Other developing technologies

9.95 There are other developing technologies that have the potential to impact adversely on privacy. For example, it has been argued that electronic number mapping (ENUM) may provide agencies, organisations and individuals with increased ability to track others.[203] ENUM is ‘an electronic numbering system that can link the public telephone network and the internet by allowing telephone numbers to be converted into internet domain names’.[204] In summary, ENUM enables telephones connected to the internet to make calls to the PSTN and receive calls from the PSTN.[205]

9.96 The Australian Communications and Media Authority (ACMA) submitted that the next development in ENUM technology, infrastructure ENUM, will involve the mapping of blocks of ENUM registrations ‘to a single Internet resource—generally a Voice over Internet Protocol (VoIP) address’.[206] One application of infrastructure ENUM could involve the ‘peering’—or direct connection—of VoIP services in isolation from the PSTN.[207] In Chapter 71, the ALRC notes that ACMA recently commissioned a PIA for its ENUM project.[208] The PIA contained 13 recommendations relating to the implementation of the project. The ALRC understands that ACMA is in the process of implementing these recommendations.[209]

9.97 Digital Rights Management (DRM) technologies also have the potential to impact adversely on privacy. DRM technologies enable copyright owners to protect digital material by controlling the ways in which the material is accessed, used, copied and distributed.[210] It has been noted that virtually all DRM technologies require the collection of personal information about consumers of copyright material.[211] Accordingly, they limit the ability of these consumers to access material anonymously.

9.98 Further, DRM technologies can be used to monitor the activities of consumers by collecting information about the ‘content used, the time of use, the frequency of use, and the location of use’.[212] The Australia–United States Free Trade Agreement requires the parties to introduce a scheme imposing liability for activities relating to the circumvention of ‘effective technological measures’ used by copyright owners to protect their material.[213] In December 2006, the Copyright Amendment Act 2006 (Cth) amended the Copyright Act 1968 (Cth) and the Copyright Regulations 1969 (Cth) to implement this requirement of the Australia–United States Free Trade Agreement.[214]

9.99 Another area of concern relates to the use of application service providers. An application service provider is a business that enables customers to access software applications over a network, typically the internet.
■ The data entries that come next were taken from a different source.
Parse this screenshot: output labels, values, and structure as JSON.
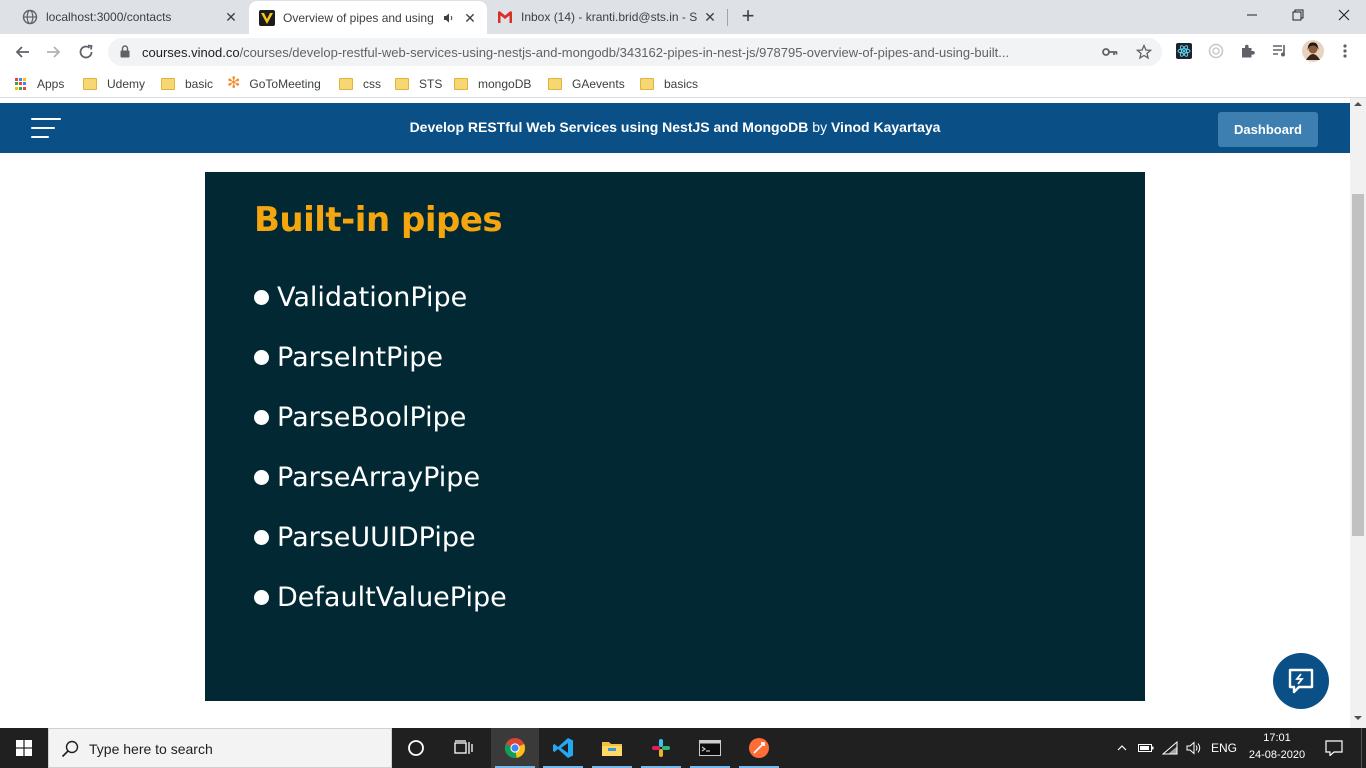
{
  "browser": {
    "tabs": [
      {
        "title": "localhost:3000/contacts",
        "favicon": "globe-icon"
      },
      {
        "title": "Overview of pipes and using",
        "favicon": "vinod-logo-icon",
        "active": true,
        "audio": true
      },
      {
        "title": "Inbox (14) - kranti.brid@sts.in - S",
        "favicon": "gmail-icon"
      }
    ],
    "url": {
      "domain": "courses.vinod.co",
      "path": "/courses/develop-restful-web-services-using-nestjs-and-mongodb/343162-pipes-in-nest-js/978795-overview-of-pipes-and-using-built..."
    },
    "bookmarks": [
      {
        "label": "Apps",
        "icon": "apps-grid-icon"
      },
      {
        "label": "Udemy",
        "icon": "folder-icon"
      },
      {
        "label": "basic",
        "icon": "folder-icon"
      },
      {
        "label": "GoToMeeting",
        "icon": "gotomeeting-icon"
      },
      {
        "label": "css",
        "icon": "folder-icon"
      },
      {
        "label": "STS",
        "icon": "folder-icon"
      },
      {
        "label": "mongoDB",
        "icon": "folder-icon"
      },
      {
        "label": "GAevents",
        "icon": "folder-icon"
      },
      {
        "label": "basics",
        "icon": "folder-icon"
      }
    ]
  },
  "site": {
    "course_title": "Develop RESTful Web Services using NestJS and MongoDB",
    "by": "by",
    "author": "Vinod Kayartaya",
    "dashboard_label": "Dashboard",
    "brand_color": "#0a4f86"
  },
  "slide": {
    "title": "Built-in pipes",
    "items": [
      "ValidationPipe",
      "ParseIntPipe",
      "ParseBoolPipe",
      "ParseArrayPipe",
      "ParseUUIDPipe",
      "DefaultValuePipe"
    ],
    "background": "#022933",
    "title_color": "#f5a60e"
  },
  "taskbar": {
    "search_placeholder": "Type here to search",
    "language": "ENG",
    "time": "17:01",
    "date": "24-08-2020"
  }
}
Use of an application service provider may result in large amounts of a customer’s data being stored remotely.[215] In Chapter 10, the ALRC considers how best to accommodate these technologies in a regulatory framework.

[203] R Clarke, ‘ENUM—A Case Study in Social Irresponsibility’ (2003) 9 Privacy Law & Policy Reporter 181, 181.
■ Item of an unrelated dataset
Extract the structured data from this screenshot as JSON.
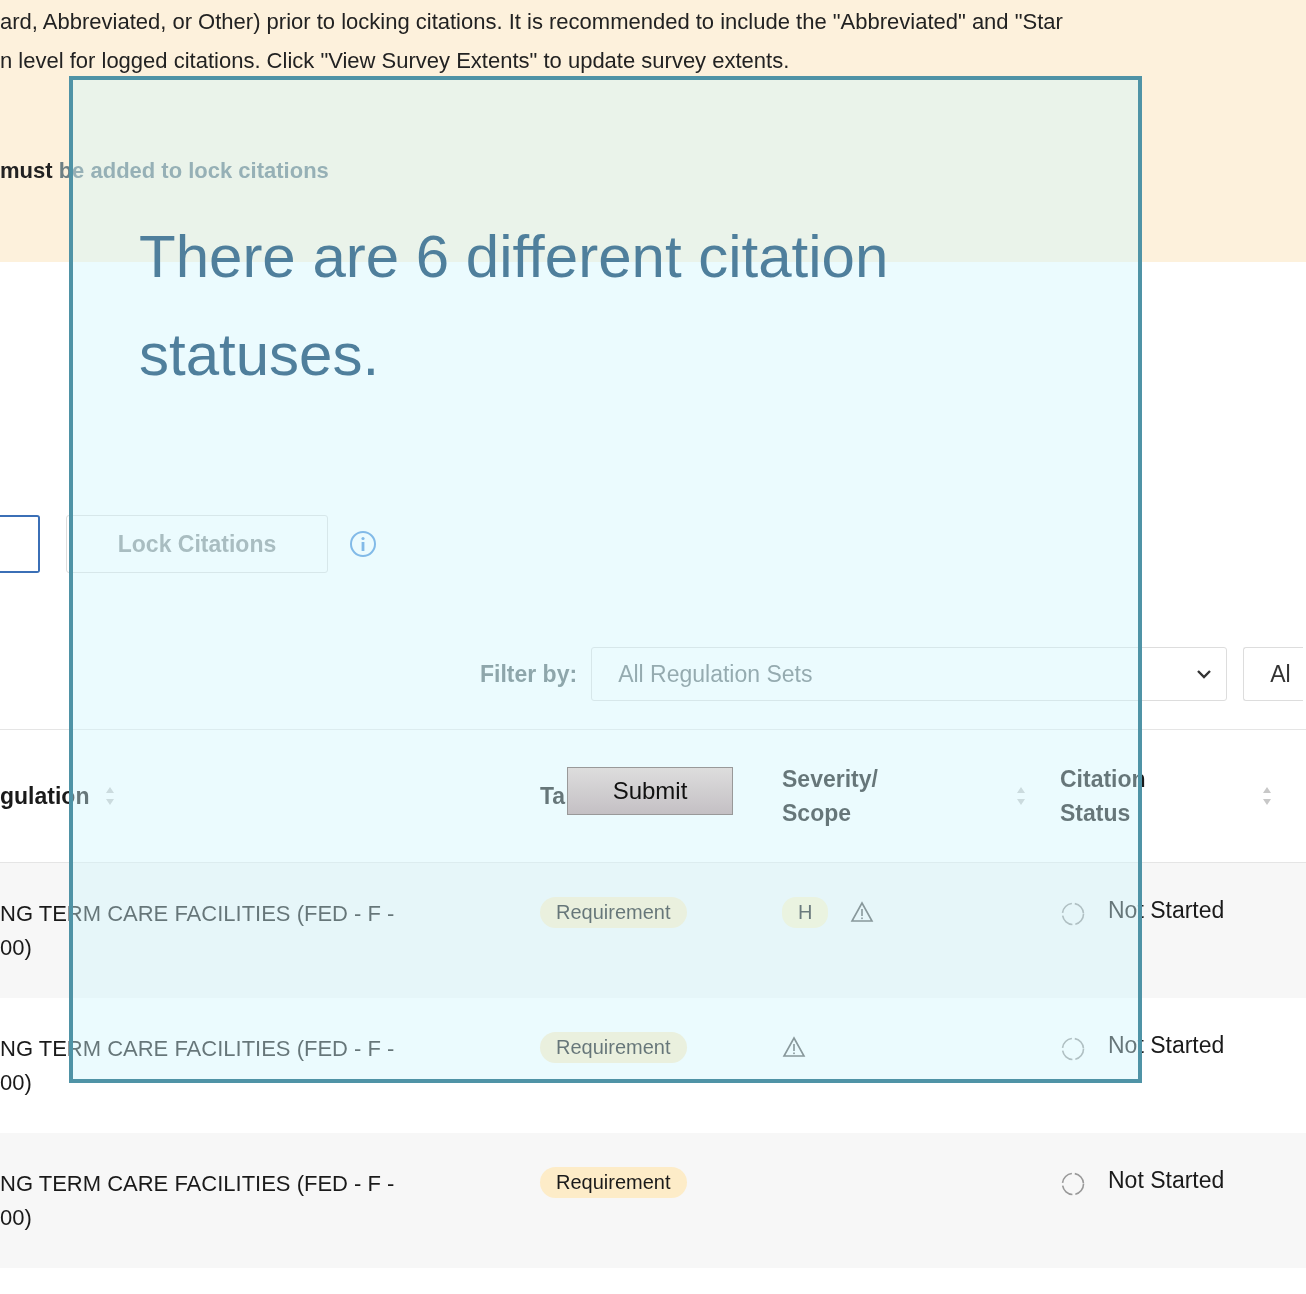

[204] Australian Communications Authority, Annual Report 2004–05 (2005), 36.

[205] Australian Communications and Media Authority, What is ENUM or Electronic Number Mapping? <www.acma.gov.au> at 30 July 2007.

[206] Australian Communications and Media Authority, Submission PR 268, 26 March 2007.

[207] See, eg, Australian Communications and Media Authority, Australian ENUM News (2006) <www.acma.
gov.au/WEB/STANDARD//pc=PC_2328> at 30 April 2008.

[208] Australian Communications and Media Authority, Submission PR 522, 21 December 2007.

[209] Australian ENUM Discussion Group, Evaluation of the Australian ENUM Trial (2007), Appendix B.

[210] Information and Privacy Commissioner Ontario, Privacy and Digital Rights Management (DRM): An Oxymoron? (2002), 2.

[211] Ibid, 4.

[212] D Mulligan, J Han and A Burstein, ‘How DRM-Based Content Delivery Systems Disrupt Expectations of “Personal Use”’ (Paper presented at Proceedings of the 3rd ACM Workshop on Digital Rights Management, Washington DC, 27 October 2003).

[213]Australia-US Free Trade Agreement, 18 May 2004, [2005] ATS 1, (entered into force generally on 1 January 2005), art 17.4.7.

[214]Copyright Amendment Act 2006 (Cth).

[215] See, too, the discussion of cross-border data flows in Ch 31.